Copy each line of the entries that contains the word "Referencing".

[Page and application data records]

○ ○ ○ ○ ○ ○ ○

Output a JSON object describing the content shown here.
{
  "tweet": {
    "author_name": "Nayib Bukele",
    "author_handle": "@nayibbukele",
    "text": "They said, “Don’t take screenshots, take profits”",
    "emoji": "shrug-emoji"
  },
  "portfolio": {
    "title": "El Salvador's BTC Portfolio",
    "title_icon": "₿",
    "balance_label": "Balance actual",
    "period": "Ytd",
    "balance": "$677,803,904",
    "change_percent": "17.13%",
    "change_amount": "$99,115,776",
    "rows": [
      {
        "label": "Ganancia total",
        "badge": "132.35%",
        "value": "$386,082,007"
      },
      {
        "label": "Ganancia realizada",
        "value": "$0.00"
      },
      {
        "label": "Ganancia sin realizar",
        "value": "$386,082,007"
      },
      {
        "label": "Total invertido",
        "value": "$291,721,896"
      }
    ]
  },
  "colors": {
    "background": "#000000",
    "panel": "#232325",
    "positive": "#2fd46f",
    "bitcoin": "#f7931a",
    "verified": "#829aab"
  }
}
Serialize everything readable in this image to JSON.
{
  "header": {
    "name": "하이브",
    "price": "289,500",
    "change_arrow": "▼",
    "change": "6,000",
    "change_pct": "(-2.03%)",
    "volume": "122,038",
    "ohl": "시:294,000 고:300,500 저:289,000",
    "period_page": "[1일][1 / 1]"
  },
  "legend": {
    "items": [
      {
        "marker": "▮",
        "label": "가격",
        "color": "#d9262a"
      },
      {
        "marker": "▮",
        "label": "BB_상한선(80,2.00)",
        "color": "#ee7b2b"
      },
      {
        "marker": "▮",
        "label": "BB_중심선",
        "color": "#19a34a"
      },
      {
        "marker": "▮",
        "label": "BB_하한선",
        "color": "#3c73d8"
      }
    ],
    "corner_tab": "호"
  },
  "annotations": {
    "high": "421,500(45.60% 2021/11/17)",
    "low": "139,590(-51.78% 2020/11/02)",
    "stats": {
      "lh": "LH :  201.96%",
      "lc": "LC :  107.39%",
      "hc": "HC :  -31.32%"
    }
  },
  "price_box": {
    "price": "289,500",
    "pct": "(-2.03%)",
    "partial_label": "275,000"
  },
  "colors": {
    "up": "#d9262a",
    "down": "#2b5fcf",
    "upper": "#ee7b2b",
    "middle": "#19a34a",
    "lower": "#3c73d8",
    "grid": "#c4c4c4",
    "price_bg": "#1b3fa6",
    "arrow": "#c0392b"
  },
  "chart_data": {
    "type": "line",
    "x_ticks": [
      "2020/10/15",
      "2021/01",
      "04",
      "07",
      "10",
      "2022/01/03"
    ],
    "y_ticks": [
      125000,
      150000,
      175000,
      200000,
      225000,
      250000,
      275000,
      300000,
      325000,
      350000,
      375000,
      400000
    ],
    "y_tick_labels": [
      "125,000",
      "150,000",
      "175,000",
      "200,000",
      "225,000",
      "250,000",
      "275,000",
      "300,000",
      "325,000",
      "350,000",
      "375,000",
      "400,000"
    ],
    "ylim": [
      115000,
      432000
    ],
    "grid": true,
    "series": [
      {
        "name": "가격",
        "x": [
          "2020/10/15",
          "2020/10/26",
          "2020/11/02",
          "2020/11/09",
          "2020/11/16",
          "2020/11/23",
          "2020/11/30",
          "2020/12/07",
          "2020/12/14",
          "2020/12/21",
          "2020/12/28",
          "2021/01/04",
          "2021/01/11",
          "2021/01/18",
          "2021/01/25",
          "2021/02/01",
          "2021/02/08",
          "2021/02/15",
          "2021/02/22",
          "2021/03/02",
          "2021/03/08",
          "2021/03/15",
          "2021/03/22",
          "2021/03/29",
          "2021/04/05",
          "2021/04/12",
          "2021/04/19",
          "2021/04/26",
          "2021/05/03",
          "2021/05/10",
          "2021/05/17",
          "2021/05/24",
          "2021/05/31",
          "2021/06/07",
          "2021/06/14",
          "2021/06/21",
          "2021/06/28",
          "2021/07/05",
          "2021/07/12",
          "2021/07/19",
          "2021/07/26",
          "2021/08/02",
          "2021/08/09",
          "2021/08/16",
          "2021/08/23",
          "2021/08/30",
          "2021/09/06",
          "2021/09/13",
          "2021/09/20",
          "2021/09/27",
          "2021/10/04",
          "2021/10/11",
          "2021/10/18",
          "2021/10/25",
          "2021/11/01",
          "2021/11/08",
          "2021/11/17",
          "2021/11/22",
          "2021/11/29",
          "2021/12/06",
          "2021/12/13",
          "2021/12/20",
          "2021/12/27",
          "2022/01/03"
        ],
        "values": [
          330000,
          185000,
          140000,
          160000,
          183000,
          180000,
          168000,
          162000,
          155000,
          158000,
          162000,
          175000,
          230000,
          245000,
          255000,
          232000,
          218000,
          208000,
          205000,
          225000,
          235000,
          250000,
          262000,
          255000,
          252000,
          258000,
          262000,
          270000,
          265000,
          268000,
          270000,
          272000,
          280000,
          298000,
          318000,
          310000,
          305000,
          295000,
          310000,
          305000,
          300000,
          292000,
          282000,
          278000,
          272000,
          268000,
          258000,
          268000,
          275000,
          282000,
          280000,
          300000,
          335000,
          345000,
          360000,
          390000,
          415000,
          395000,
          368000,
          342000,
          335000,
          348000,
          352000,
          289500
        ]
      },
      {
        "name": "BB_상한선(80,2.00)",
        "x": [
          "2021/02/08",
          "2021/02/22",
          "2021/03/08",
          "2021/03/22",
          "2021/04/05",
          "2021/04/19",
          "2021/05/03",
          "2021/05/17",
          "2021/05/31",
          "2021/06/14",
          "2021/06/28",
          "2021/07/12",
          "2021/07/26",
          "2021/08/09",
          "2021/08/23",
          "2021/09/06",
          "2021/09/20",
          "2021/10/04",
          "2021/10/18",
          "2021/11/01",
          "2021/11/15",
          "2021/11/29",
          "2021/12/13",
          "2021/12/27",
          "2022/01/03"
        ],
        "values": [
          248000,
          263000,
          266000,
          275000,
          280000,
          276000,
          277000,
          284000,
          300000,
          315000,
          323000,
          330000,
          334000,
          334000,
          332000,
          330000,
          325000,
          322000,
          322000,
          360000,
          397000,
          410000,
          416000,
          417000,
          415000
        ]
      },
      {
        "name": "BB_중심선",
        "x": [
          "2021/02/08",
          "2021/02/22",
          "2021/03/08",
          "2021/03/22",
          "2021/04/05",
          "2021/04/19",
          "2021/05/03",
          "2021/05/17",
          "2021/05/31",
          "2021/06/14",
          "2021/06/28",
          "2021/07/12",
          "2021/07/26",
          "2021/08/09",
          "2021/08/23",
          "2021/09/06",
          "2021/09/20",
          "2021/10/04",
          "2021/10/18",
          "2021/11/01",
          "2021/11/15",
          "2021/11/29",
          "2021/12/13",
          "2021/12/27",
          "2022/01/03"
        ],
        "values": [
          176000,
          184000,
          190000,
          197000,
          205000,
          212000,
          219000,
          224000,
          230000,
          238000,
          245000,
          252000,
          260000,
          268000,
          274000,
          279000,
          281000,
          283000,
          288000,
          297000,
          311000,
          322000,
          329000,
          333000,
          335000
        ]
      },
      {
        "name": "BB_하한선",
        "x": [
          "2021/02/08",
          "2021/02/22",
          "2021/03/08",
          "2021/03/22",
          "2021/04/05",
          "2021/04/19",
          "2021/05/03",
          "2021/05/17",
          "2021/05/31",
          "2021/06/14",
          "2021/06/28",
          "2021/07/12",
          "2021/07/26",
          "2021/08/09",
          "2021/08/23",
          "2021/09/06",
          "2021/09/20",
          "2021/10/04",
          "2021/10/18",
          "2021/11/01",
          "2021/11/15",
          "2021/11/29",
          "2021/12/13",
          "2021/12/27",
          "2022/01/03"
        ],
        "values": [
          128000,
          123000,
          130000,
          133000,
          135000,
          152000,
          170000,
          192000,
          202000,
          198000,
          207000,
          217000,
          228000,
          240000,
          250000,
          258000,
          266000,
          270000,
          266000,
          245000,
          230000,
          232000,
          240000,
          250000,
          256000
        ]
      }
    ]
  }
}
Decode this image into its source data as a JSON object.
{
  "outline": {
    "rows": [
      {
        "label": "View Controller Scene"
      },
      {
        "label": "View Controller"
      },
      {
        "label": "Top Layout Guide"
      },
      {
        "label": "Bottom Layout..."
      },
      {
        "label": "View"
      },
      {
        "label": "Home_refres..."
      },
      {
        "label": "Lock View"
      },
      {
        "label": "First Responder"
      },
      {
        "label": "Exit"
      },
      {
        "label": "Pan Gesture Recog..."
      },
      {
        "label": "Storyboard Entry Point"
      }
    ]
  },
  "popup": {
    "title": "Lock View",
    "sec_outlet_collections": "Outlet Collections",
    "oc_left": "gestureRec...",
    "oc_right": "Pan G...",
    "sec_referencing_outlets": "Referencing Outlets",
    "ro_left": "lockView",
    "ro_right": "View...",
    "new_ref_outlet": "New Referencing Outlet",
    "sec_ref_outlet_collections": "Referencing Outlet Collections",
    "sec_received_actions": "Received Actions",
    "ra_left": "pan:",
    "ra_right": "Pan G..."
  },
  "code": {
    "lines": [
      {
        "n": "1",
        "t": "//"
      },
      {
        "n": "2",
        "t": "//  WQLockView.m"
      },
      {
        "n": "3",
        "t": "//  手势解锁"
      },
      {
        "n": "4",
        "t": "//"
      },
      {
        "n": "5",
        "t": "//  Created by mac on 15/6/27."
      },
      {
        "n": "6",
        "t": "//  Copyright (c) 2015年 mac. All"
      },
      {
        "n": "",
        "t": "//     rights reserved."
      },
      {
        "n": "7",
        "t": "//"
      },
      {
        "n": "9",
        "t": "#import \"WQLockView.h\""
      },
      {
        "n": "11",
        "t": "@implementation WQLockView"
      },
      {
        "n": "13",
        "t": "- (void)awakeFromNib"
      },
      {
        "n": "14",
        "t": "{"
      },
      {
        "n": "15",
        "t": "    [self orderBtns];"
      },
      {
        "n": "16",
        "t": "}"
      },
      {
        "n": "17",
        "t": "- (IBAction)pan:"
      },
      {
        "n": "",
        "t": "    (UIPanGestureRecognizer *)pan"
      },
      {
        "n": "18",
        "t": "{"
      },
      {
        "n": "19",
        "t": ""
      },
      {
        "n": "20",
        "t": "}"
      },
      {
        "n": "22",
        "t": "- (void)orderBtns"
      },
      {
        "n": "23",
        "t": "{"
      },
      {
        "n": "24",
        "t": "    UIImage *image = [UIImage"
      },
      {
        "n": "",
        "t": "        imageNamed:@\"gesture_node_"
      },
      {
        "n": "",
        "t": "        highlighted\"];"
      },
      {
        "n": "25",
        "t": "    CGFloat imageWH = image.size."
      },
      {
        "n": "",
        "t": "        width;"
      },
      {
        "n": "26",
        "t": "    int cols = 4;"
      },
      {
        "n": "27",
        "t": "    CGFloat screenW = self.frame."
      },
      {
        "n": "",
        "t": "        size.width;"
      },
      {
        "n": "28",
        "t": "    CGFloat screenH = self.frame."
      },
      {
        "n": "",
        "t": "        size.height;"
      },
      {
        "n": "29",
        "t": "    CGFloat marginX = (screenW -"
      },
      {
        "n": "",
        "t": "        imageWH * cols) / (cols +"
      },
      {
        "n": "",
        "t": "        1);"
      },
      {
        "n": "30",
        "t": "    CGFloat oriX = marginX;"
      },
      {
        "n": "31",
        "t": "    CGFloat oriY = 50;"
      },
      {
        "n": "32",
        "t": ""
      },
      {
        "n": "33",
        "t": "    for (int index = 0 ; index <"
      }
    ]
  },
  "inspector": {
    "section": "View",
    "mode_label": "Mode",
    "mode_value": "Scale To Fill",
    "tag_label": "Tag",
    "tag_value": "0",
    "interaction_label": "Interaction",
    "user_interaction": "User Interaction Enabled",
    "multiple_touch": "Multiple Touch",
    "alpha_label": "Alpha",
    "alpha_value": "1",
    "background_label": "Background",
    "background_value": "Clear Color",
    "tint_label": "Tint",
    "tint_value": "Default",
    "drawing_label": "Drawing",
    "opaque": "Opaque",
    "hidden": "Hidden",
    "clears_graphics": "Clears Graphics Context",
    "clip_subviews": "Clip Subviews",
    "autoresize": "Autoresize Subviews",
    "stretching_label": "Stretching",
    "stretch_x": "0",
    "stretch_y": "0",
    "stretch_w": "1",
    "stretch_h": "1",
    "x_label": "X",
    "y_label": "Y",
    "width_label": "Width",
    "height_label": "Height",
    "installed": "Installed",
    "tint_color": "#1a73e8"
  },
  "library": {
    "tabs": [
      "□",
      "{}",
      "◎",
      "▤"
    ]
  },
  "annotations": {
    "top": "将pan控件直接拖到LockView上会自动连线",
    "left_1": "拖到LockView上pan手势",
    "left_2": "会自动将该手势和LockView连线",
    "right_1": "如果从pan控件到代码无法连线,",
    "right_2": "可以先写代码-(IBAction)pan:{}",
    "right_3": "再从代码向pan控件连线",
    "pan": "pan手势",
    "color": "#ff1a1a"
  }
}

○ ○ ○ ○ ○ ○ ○

- Exercise result -
    "sec_referencing_outlets": "Referencing Outlets",
    "new_ref_outlet": "New Referencing Outlet",
    "sec_ref_outlet_collections": "Referencing Outlet Collections",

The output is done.